  3. Improving the Reliability of Commodity Operating Systems. SOSP 2003.
  4. CuriOS: Improving Reliability through Operating System Structure. OSDI 2008.

Week 7: No Class (Feb 20)

Reading week.

Week 8: Generic Failure Recovery (Feb 27 - second report due)

  1. Exploring Failure Transparency and the Limits of Generic Recovery. OSDI 2000. Daniel
  2. Rx: Treating Bugs As Allergies---A Safe Method to Survive Software Failures. SOSP 2005.
  3. ASSURE: Automatic Software Self-healing Using REscue points. ASPLOS 2009. Eric

      Optional reading:

  1. Enhancing Server Availability and Security Through Failure-Oblivious Computing. OSDI 2004.

Week 9: No Class (Mar 5)

Instructor is at a conference.

Week 10: Storage Failure Recovery (Mar 12)

  1. Improving File System Reliability with I/O Shepherding. SOSP 2007. Mike
  2. Membrane: Operating System Support for Restartable File Systems. FAST 2010.
  3. Fast Crash Recovery in RAMCloud. SOSP 2011. David

     Optional reading:

  1. Iron File Systems. SOSP 2005.
  2. Analyzing the effects of disk-pointer corruption. DSN 2008.

Week 11: Application and OS Failure Recovery (Mar 19)

  1. Undo for Operators: Building an Undoable E-mail Store. Usenix 2003. Daniel
  2. Microreboot - A Technique for Cheap Recovery. OSDI 2004. Andy
  3. Recovery Domains: An Organizing Principle for Recoverable Operating Systems. ASPLOS 2009.
  4. Tolerating Hardware Device Failures in Software. SOSP 2009. Presented next week. Andy

Week 12: Fault Tolerance (Mar 26)

  1. Hypervisor-based Fault-tolerance.
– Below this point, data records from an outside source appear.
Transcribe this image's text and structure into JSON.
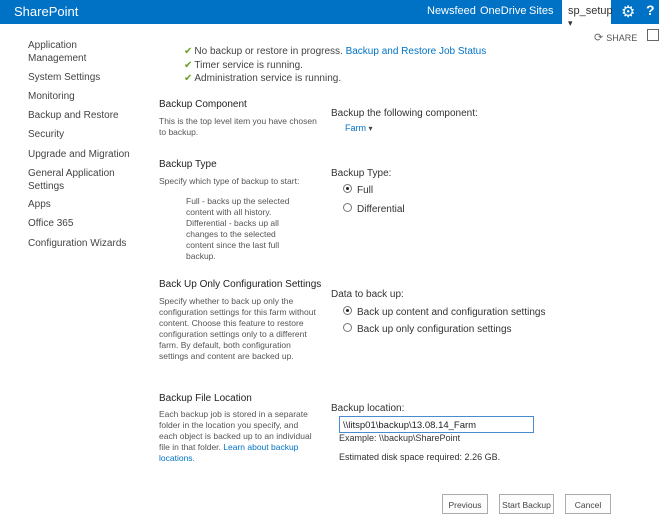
{
  "topbar": {
    "brand": "SharePoint",
    "nav": [
      "Newsfeed",
      "OneDrive",
      "Sites"
    ],
    "user": "sp_setup",
    "user_chevron": "▾"
  },
  "share": {
    "label": "SHARE"
  },
  "sidebar": {
    "items": [
      {
        "label": "Application Management"
      },
      {
        "label": "System Settings"
      },
      {
        "label": "Monitoring"
      },
      {
        "label": "Backup and Restore"
      },
      {
        "label": "Security"
      },
      {
        "label": "Upgrade and Migration"
      },
      {
        "label": "General Application Settings"
      },
      {
        "label": "Apps"
      },
      {
        "label": "Office 365"
      },
      {
        "label": "Configuration Wizards"
      }
    ]
  },
  "status": {
    "line1_text": "No backup or restore in progress. ",
    "line1_link": "Backup and Restore Job Status",
    "line2": "Timer service is running.",
    "line3": "Administration service is running."
  },
  "component": {
    "heading": "Backup Component",
    "desc": "This is the top level item you have chosen to backup.",
    "label": "Backup the following component:",
    "value": "Farm",
    "chevron": "▾"
  },
  "type": {
    "heading": "Backup Type",
    "desc": "Specify which type of backup to start:",
    "detail": "Full - backs up the selected content with all history. Differential - backs up all changes to the selected content since the last full backup.",
    "label": "Backup Type:",
    "options": [
      "Full",
      "Differential"
    ],
    "selected": "Full"
  },
  "config": {
    "heading": "Back Up Only Configuration Settings",
    "desc": "Specify whether to back up only the configuration settings for this farm without content. Choose this feature to restore configuration settings only to a different farm. By default, both configuration settings and content are backed up.",
    "label": "Data to back up:",
    "options": [
      "Back up content and configuration settings",
      "Back up only configuration settings"
    ],
    "selected": "Back up content and configuration settings"
  },
  "location": {
    "heading": "Backup File Location",
    "desc": "Each backup job is stored in a separate folder in the location you specify, and each object is backed up to an individual file in that folder. ",
    "link": "Learn about backup locations.",
    "label": "Backup location:",
    "value": "\\\\litsp01\\backup\\13.08.14_Farm",
    "example": "Example: \\\\backup\\SharePoint",
    "estimate": "Estimated disk space required: 2.26 GB."
  },
  "buttons": {
    "previous": "Previous",
    "start": "Start Backup",
    "cancel": "Cancel"
  },
  "colors": {
    "accent": "#0072c6",
    "check": "#6aa121"
  }
}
SOSP 1995.
  2. Remus: High Availability via Asynchronous Virtual Machine Replication. NSDI 2008. Mike

Week 13: Updating Software (Apr 2)

  1. Dynamic and Adaptive Updates to Non-Quiescent Subsystems in Commodity Operating System Kernels. Eurosys 2007.
  2. Ksplice: Automatic rebootless kernel updates. Eurosys 2009. Antoine
  3. Automatically Patching Errors in Deployed Software. SOSP 2009. Ioan

      Optional reading:

  1. DeVirtualizable Virtual Machines: Enabling General, Single-Node, Onine Maintenance. ASPLOS 2004.

Week 14: System Misconfiguration (Apr 9 - final report due)

  1. Automating Configuration Troubleshooting with Dynamic Information Flow Analysis. OSDI 2010.
  2. Enabling Configuration-Independent Automation by Non-Expert Users. OSDI 2010. Wei
  3. An Empirical Study on Configuration Errors in Commercial and Open Source Systems. SOSP 2011. George

     Optional reading:

  1. Understanding and Dealing with Operator Mistakes in Internet Services. OSDI 2004.
  2. Configuration Debugging as Search: Finding the Needle in the Haystack. OSDI 2004.
  3. Automatic Misconfiguration Troubleshooting with PeerPressure. OSDI 2004.
  4. Staged Deployment in Mirage, an Integrated Software Upgrade Testing and Distribution System. SOSP 2007.
  5. AutoBash: Improving Configuration Management with Operating System Causality Analysis. SOSP 2007.
  6. Barricade: Defending Systems Against Operator Mistakes. Eurosys 2010.
  7. Fingerprinting the Datacenter: Automated Classification of Performance Crises. Eurosys 2010.

Week 15: Project Presentations (Apr 16)